[Prompt] Isolate every line in the data with the string "this" and copy it.

[Data records for software interfaces]
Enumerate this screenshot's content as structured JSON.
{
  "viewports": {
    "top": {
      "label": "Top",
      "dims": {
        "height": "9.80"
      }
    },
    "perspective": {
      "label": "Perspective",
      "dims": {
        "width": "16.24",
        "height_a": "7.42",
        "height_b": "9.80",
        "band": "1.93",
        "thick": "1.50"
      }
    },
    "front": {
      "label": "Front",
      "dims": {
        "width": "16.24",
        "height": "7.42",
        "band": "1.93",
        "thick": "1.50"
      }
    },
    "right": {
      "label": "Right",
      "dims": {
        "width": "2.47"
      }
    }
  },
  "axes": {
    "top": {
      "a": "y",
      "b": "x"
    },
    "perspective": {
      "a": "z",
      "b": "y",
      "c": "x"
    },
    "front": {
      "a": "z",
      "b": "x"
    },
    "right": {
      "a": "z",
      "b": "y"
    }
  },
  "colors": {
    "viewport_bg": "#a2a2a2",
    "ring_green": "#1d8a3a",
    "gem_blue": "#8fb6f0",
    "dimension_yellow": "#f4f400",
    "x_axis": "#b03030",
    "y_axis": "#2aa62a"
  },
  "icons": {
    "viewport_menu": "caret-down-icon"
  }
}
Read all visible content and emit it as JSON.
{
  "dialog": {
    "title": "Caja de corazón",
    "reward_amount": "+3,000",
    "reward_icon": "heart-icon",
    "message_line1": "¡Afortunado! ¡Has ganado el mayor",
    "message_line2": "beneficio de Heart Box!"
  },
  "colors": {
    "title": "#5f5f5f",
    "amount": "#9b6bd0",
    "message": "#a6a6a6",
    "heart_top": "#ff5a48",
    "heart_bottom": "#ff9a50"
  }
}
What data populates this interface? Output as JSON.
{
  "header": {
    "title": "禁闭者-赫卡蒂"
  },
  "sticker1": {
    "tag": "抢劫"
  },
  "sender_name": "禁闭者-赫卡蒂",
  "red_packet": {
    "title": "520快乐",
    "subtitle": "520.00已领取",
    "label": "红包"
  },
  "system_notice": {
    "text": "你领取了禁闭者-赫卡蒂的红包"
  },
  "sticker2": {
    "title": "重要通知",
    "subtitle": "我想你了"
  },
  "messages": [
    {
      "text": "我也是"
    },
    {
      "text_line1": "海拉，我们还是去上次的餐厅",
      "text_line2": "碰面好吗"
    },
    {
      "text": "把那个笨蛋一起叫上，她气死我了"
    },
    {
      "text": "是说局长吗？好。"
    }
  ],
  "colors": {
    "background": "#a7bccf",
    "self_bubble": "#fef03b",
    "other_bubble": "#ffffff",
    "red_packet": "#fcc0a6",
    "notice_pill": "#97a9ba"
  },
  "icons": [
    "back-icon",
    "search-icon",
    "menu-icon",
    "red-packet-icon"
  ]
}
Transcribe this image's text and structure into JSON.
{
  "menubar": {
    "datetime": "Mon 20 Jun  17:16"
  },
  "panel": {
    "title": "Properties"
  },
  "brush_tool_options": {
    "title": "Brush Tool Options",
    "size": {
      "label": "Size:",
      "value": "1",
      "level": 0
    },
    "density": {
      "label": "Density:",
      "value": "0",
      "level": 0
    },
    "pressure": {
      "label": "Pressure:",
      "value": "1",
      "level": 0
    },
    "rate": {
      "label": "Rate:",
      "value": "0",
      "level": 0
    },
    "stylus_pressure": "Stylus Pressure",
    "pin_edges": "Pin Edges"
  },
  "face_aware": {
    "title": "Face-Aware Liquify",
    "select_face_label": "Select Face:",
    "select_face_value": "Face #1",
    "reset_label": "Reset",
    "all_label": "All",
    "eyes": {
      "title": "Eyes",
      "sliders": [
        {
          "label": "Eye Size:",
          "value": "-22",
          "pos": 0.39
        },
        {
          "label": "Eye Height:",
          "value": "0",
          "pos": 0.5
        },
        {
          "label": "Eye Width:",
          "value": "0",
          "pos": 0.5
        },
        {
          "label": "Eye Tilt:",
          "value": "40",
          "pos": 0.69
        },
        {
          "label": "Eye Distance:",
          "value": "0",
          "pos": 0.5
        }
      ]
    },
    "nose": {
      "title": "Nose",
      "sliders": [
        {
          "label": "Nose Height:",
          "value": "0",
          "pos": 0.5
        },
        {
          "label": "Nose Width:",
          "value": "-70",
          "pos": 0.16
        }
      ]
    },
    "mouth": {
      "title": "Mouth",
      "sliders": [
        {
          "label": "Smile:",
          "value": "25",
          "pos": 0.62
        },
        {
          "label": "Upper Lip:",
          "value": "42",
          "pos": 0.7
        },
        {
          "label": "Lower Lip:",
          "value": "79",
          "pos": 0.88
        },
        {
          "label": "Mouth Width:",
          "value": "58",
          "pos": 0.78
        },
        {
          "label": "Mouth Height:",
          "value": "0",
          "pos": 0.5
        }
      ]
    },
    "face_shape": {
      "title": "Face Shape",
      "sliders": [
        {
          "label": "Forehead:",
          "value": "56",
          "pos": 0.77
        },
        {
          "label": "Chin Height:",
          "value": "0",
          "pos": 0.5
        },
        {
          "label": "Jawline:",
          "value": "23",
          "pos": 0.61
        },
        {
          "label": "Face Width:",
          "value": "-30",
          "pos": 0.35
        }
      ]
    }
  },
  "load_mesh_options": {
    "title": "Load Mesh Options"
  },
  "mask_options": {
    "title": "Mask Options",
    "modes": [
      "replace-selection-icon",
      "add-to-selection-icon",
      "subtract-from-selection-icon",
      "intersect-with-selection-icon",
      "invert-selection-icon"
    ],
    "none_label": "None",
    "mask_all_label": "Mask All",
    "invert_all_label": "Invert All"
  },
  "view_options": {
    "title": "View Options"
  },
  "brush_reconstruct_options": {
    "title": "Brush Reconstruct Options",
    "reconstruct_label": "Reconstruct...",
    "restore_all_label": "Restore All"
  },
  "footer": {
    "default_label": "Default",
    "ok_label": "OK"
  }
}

[Response to the task]
Enumerate this screenshot's content as structured JSON.
What data populates this interface? Output as JSON.
Transcribe this image's text and structure into JSON.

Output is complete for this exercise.